Dan Forester (Pratt) suffers a professional setback that he thinks is the end of his world. Unfortunately, something worse is about to happen when a portal opens up in the middle of a soccer match seen all over the world and soldiers emerge telling the world that the future needs help fighting alien invaders that have decimated the planet. The first few minutes do a good job of establishing this world and the personal, political and societal toll this revelation has on it.
Things progress quickly as Forester’s work life as a teacher finds him trying to teach a disaffected class who can’t see a future at all based on the reports coming from the warzone. Things get more complicated when Dan is called in to be tested and discovers that he has been conscripted. It’s a tense scene that touches on some serious themes of government overreach and the limits of personal freedom. Those themes continue when he discovers what will happen if he doesn’t comply and we also see the effects of the war as Dan’s wife Emmy (Gilpin) councils returning soldiers.

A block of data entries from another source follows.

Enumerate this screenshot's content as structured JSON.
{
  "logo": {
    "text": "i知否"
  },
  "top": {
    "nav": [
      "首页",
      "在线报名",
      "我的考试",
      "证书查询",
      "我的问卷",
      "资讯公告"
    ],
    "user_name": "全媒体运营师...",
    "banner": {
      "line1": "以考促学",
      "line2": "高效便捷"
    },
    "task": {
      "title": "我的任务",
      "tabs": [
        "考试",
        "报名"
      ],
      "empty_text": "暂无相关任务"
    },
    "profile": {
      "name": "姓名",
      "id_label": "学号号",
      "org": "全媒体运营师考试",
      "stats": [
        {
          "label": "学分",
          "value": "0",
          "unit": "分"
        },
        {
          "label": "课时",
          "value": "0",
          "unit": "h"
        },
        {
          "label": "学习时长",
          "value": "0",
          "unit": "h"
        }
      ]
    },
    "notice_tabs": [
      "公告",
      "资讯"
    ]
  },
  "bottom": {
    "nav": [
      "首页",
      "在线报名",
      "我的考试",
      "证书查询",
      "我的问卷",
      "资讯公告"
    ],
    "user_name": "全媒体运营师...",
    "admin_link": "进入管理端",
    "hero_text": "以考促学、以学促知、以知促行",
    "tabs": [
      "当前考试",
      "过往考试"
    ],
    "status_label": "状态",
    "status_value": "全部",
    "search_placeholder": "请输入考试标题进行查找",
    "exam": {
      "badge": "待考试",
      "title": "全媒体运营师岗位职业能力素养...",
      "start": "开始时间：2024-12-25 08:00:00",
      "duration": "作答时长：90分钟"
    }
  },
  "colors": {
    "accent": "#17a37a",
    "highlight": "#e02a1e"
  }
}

With only 24 hours before he has to report for active duty, he goes in search of the one person who might be able to keep him from having to serve, his father James (Simmons). There is definite tension between the two of them, but the scene felt a little forced at times and its resolution was poorly handled given the stakes for the character.
Resigned to his fate, he has a final moment with his daughter before reporting for duty. When the jump is established that’s when things get more tense, more action filled and frankly, louder. The film is very intense, but the problem with its intensity is that it punctuates it with a soundtrack that completely drowns out the dialogue. I could barely understanding what characters were saying and that made it much harder to care what was happening to them.
As for the first of many big action sequences, it was ok. Nothing flashy or spectacular, just dumb action, dumb choices and not one person changing a magazine throughout. It’s nonsensical and that’s probably what the director was going for. It’s really just an excuse to see the bad guys up close and they are menacing, but ultimately forgettable visually. In the aftermath, the movie becomes family drama as a big reveal happens with Yvonne Strahovski’s character and the search for a means of eradicating the creatures.
Ultimately, The Tomorrow War is an entertaining film that tries to be too many things at once. It tries to be a sci-fi epic, time travel story, family drama, action film and monster movie all in one. It succeeds at many of these things to a point, but is a messy ride throughout. It’s not a terrible movie, but it’s nowhere as good as the sum of its parts. The performances are good, but too often drowned out by explosions and a soundtrack that get in the way.